Bone marrow transplantation is increasingly used in children to treat refractory malignant neoplasms, immunodeficiency syndromes, and hematopoietic and genetic disorders. In preparation for the transplantation, patients receive high doses of chemotherapeutic agents and total-body irradiation to destroy residual malignant cells or dysfunctional marrow and to prevent rejection of the graft. A variety of abdominal and pelvic complications may occur after transplantation because of pancytopenia, the direct toxic effects of the preparative regimen, graft-vs-host disease, or immunosuppression.
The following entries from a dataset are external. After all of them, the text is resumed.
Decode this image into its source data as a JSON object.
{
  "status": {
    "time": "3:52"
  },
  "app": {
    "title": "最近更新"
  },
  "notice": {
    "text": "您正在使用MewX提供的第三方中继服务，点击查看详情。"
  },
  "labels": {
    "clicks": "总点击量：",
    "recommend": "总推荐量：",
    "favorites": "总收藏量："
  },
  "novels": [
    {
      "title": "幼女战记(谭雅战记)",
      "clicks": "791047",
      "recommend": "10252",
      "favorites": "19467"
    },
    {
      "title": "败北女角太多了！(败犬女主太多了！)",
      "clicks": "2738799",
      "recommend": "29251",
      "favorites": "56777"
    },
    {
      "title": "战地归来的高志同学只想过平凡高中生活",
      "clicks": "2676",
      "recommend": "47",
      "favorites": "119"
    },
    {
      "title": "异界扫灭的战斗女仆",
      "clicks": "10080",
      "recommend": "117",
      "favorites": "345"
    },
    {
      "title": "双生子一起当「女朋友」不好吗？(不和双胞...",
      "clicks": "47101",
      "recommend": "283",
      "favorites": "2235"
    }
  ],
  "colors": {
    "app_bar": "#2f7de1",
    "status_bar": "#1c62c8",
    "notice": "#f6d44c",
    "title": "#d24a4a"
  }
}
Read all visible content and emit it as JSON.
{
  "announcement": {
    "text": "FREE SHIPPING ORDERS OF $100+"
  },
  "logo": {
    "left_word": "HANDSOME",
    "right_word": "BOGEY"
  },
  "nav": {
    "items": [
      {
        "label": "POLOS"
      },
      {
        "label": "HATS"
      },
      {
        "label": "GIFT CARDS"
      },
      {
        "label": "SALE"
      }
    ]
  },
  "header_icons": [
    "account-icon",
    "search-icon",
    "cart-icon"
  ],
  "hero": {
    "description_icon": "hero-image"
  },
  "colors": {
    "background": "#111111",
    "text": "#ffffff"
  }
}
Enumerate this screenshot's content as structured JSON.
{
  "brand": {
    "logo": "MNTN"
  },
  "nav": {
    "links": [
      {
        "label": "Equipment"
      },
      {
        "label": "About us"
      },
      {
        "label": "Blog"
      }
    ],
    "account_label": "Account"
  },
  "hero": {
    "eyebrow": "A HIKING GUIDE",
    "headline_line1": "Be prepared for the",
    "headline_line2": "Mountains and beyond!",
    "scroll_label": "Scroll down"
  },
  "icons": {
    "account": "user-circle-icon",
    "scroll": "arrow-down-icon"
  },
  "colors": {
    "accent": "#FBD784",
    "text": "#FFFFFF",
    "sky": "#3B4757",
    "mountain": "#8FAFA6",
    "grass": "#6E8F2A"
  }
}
This essay illustrates the CT and sonographic appearances of these complications.
ASJC Scopus subject areas
- Radiology Nuclear Medicine and imaging